While the setting is incredibly stylised and very beautiful to look at at times, the story itself feels incredibly realistic due to characters (mostly family members portrayed as giant shadow monsters) not being two-dimensional, and allowing you to believe, as in the real world, that sometimes the aggressor can also be the victim, and vice-versa. There were some moments in the game that hit close to home, and it artfully touches on many human experiences that we all share – but if you’re only into gaming for headshots and teabagging, you’ll probably lose interest pretty quick.

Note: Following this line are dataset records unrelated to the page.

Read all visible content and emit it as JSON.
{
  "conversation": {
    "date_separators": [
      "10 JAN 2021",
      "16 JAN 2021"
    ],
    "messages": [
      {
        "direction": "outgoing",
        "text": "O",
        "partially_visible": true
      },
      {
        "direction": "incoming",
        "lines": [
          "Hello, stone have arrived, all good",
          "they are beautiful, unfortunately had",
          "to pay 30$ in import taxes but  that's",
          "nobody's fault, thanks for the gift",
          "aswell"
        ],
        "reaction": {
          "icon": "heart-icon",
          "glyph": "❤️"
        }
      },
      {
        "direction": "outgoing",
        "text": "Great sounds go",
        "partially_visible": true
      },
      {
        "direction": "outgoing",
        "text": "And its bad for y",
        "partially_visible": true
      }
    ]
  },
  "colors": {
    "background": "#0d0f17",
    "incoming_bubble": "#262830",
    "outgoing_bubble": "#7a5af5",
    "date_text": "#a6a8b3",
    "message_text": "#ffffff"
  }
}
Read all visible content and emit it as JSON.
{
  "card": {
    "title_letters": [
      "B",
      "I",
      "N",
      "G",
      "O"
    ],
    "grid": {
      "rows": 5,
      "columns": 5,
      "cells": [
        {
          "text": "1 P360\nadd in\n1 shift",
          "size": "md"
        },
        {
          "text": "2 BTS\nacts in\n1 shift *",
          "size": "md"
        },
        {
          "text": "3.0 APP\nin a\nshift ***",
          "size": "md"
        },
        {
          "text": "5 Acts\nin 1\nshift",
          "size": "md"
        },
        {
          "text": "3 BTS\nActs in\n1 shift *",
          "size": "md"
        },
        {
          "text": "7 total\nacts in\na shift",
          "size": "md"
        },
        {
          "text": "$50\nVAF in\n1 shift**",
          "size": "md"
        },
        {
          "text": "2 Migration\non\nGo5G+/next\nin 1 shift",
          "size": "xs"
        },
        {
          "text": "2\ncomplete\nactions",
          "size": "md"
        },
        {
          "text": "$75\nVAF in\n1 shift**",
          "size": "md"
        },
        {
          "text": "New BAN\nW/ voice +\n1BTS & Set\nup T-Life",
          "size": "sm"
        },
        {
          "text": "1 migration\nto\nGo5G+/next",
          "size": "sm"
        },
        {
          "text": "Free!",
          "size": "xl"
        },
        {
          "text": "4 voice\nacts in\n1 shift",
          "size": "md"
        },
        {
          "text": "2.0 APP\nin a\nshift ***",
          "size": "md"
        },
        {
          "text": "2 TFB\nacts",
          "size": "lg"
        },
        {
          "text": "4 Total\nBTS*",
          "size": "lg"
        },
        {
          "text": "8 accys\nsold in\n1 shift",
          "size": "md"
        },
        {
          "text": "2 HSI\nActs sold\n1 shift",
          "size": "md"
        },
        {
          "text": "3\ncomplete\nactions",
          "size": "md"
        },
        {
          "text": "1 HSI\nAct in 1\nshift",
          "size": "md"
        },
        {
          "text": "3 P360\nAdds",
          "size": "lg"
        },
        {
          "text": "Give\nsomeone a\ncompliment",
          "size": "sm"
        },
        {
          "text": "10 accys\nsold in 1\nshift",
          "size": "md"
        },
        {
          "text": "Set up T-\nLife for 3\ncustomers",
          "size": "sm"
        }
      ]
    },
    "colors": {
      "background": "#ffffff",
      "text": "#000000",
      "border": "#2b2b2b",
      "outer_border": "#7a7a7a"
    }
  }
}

The voiceover (done by one of the development team, complete with thick accent) comes across as strangely authentic – which I kinda liked in some ways – due to the personal nature of the story, but it’s also incredibly wooden most of the time and sounds like someone who tried to do something themselves instead of getting a pro and ultimately hurts the overall production quality and impact of the story.
Gameplay is where Sea of Solitude mostly falls pretty flat. Traversing the contrasting dark and light versions of a semi-sunken city on foot or by boat starts off okay but a little clunky, and there’s a bit of good tension in areas where you need to cross water before a big monster gets you… but other than that, there’s just not that much gameplay in the game at all. You often have to repeat actions you’ve done countless times before, such as finding corrupted orbs and sucking the corruption into a backpack. There’s a lack of proper or engaging puzzles of any kind and none of the platforming or exploring is particularly satisfying either.
Sea of Solitude could have definitely taken a few more pages from some of the great indie titles of that past few years. The tale it tells of letting go and changing for the better is tough to consume over the handful of hours it takes to finish the game only because it has more to say without giving you more to actually do. A shorter playtime or a couple of extra gameplay mechanics may have done the trick. An interesting and very personal story, though.